Auroral activity on Earth varies over time. As the magnetic poles drift, auroras can appear at different latitudes around the globe. Solar activity also affects them, with powerful solar storms pushing the auroras further into mid-latitudes.
In an effort to better understand how auroras move around, how they'll move in the future, and when powerful solar storms might pose a threat, a team of researchers has tracked auroral activity for the last 3,000 years.
A pair of researchers associated with the National Institute of Polar Research and other institutions in Japan have used ancient literature and modern data to map the shifting auroral zone over the last three millennia. By finding historical accounts from cultures around the world they've created a video covering 3,000 years of auroral drift.
They've published their research in the Journal of Space Weather and Space Climate. The paper's title is "Auroral zone over the last 3,000 years" and the first author is Ryuho Kataoka, associate professor at the National Institute of Polar Research.
"The accurate knowledge of the auroral zone over the past 3,000 years – via worldwide old witness record of auroras, including those even from low-latitude Japan – helps us understand the extreme magnetic storms," said first author Kataoka in a press release.
Science played a role alongside ancient writings in this study. Paleomagnetism is the study of magnetic evidence in rocks, and the researchers used paleomagnetic models to map Earth's auroral zone over time.

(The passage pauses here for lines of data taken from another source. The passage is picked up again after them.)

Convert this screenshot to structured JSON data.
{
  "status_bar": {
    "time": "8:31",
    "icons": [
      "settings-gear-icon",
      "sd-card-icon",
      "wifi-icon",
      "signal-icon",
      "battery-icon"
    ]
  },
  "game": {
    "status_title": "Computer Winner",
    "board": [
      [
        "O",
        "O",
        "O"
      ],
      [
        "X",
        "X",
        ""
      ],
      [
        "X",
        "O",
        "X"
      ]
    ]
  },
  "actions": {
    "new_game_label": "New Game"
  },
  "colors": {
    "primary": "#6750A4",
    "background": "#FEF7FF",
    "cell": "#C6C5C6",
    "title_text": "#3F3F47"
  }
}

The auroral zone is an oval shape that shifts over time. Most auroras occur in a band about 20 to 30 degrees from the poles. But that zone can stretch further into middle latitudes when powerful solar storms take place; even over regions such as Japan.
"The auroral zone changes over time, and the deformation and sporadic expansion of the auroral oval are recorded in historical documents over a thousand years from across the world," Kataoka said.
Above: On the left, a map charting auroral isochasm from 1700 to 1872. On the right, a sketch of the reconstructed auroral zone in 1800 CE and possible deformation by a 170-year integration for the time interval between 1700 CE and 1870 CE.
One of the historical documents the researchers made use of is an Old Norse text called The King's Mirror. It's 70 chapters long and is written as a dialogue between father and son. In this case, the father is Haakon IV Haakonsson and the son is Magnus Haakonsson.
The text was intended to instruct Magnus in royal affairs and prepare him for reign. It's mostly concerned with matters of the court, morality, chivalry, trade, and strategy and tactics. But The King's Mirror also contains descriptions of auroral activity over Greenland in 1200-1300 CE.
The pair of researchers also consulted a Japanese text called Nippon Kisho-Shiryo, which contains records of aurora and other phenomena. The Nippon Kisho-Shiryo has a cluster of auroras around 1200 CE, which matches what The King's Mirror shows.
In fact, in the following century, paleomagnetic data shows that the auroral zone moved away from Japan and settled over Greenland. According to first author, the historical accounts match the paleomagnetic evidence.
Paleomagnetic data shows another auroral dip over the United Kingdom during the 18th century, which also matches up with written accounts.
One of the researchers' goals was to find out if witness accounts of auroras match up with paleomagnetic data. Specifically, they wanted to see if scientific data supported the idea that the 12th century was the best time in Japan to witness auroras. They were able to confirm that, and more.
"We concluded that the 12th and 18th centuries were excellent periods for Japan and the United Kingdom, respectively, to observe auroras in the last 3,000 years," Kataoka said in a press release.